[[ Provided entries, beginning ]]
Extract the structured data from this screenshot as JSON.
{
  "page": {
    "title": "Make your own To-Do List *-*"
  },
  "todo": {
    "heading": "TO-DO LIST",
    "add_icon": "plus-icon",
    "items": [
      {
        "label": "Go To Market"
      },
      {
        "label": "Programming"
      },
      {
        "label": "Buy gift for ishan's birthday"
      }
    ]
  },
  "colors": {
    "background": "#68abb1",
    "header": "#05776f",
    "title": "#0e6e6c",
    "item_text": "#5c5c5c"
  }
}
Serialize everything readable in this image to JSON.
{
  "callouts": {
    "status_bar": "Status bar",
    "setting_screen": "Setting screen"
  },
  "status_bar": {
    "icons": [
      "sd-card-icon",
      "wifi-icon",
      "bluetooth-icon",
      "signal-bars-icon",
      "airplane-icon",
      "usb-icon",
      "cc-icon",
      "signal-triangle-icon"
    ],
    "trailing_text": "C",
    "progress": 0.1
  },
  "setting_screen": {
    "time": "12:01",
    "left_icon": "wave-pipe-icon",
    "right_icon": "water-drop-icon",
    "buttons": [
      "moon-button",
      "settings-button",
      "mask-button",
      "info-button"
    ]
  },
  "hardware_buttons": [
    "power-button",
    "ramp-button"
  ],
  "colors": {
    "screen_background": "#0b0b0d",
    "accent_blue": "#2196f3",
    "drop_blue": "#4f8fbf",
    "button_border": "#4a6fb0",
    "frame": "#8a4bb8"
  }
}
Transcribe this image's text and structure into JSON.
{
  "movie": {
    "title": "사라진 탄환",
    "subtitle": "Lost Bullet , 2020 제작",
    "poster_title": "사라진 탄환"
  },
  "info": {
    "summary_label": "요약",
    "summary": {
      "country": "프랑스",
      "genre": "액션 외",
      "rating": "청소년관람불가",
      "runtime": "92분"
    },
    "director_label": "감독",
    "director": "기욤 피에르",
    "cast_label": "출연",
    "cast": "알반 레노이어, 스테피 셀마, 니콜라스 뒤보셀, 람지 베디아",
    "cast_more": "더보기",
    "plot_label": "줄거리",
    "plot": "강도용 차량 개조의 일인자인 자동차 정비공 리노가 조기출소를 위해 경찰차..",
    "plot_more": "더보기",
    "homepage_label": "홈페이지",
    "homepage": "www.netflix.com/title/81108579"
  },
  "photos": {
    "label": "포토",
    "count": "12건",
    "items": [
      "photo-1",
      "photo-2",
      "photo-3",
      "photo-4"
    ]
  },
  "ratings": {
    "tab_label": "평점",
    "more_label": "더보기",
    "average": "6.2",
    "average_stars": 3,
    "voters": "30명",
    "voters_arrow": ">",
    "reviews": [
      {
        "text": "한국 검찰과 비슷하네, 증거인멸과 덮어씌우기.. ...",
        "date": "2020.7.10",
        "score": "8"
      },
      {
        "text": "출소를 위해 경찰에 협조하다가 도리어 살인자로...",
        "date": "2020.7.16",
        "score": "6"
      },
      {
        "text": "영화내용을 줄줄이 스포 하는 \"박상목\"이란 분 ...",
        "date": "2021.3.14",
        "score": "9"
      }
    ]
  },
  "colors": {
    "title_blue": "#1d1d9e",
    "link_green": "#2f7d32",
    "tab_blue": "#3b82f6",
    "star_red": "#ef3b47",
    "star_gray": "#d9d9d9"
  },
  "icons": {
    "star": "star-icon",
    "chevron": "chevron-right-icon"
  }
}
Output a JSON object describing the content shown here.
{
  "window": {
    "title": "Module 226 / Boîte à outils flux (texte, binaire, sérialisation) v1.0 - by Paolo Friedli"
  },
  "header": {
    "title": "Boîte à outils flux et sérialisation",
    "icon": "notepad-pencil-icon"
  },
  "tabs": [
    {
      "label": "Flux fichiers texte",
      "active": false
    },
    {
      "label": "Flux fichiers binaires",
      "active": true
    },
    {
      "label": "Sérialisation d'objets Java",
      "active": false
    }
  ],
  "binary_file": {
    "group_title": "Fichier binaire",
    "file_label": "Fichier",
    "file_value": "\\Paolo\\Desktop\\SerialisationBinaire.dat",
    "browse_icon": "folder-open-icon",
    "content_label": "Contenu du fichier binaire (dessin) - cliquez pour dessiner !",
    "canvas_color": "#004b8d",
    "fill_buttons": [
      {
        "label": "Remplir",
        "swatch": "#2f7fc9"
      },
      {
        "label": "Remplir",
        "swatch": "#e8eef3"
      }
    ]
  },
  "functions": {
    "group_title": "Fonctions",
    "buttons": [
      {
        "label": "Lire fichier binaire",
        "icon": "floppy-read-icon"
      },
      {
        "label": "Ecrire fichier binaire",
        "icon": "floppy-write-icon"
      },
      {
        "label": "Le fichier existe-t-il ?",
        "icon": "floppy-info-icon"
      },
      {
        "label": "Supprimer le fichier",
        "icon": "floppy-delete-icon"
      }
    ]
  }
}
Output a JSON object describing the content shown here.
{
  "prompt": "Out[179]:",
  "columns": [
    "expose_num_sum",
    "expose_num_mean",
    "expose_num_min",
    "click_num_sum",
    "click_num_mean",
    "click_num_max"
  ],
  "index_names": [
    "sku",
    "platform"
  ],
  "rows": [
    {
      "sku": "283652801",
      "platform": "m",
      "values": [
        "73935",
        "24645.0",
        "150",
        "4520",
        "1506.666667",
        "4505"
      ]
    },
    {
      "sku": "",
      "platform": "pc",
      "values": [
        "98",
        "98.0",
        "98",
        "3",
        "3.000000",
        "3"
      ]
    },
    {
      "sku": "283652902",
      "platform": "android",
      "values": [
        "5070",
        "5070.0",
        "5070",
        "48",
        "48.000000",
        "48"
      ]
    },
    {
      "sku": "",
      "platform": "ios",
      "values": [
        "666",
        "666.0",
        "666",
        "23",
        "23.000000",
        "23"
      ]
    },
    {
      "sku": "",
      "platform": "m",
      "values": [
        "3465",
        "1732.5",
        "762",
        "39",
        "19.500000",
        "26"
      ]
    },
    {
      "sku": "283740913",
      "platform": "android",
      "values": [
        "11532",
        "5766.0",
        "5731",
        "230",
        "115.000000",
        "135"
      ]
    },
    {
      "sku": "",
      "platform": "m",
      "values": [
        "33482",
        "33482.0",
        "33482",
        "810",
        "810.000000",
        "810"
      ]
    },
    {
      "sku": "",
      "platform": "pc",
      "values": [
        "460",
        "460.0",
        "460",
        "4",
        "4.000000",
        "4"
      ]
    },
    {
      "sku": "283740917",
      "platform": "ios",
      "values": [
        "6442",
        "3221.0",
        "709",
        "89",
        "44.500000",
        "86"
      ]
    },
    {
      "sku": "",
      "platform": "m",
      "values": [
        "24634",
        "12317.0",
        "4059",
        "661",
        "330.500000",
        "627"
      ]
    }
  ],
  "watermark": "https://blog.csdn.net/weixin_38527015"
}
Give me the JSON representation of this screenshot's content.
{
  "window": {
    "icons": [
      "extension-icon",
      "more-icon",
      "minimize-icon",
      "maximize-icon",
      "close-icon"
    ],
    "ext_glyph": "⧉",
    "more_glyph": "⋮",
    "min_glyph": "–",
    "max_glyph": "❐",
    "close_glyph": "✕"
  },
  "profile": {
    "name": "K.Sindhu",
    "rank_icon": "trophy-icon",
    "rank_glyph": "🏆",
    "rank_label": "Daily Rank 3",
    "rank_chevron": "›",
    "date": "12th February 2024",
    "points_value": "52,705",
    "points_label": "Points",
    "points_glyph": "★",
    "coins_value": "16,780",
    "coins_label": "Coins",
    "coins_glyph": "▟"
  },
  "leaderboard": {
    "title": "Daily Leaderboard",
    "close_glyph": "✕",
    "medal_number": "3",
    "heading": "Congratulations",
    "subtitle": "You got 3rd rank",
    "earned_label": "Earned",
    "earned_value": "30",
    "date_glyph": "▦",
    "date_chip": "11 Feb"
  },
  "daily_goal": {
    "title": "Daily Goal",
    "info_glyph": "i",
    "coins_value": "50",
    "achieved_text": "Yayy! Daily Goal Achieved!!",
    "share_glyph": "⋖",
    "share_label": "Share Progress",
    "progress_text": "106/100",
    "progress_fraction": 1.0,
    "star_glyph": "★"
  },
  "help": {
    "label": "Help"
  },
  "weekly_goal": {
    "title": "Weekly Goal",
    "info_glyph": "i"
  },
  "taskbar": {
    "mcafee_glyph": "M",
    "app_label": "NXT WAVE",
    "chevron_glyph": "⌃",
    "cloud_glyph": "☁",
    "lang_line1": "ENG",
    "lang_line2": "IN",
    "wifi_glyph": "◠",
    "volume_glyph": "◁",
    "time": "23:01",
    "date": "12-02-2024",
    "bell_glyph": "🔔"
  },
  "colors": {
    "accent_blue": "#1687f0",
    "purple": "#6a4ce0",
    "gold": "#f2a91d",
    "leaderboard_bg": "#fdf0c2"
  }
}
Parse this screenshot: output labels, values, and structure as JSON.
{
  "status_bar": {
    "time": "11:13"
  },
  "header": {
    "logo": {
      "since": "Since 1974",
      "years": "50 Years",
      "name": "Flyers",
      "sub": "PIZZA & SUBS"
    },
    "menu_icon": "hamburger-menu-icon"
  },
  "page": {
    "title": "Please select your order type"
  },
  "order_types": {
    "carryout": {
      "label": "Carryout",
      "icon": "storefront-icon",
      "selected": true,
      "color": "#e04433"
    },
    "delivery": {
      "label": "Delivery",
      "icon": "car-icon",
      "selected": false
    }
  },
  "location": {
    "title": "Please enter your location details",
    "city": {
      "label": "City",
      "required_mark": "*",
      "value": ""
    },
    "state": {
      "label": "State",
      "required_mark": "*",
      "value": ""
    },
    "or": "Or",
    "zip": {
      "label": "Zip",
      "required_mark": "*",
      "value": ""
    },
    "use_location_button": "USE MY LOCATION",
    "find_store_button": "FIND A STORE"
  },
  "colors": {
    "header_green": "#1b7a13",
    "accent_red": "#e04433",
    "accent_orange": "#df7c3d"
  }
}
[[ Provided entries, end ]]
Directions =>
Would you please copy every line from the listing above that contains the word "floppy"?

Solution to this task =>
        "icon": "floppy-read-icon"
        "icon": "floppy-write-icon"
        "icon": "floppy-info-icon"
        "icon": "floppy-delete-icon"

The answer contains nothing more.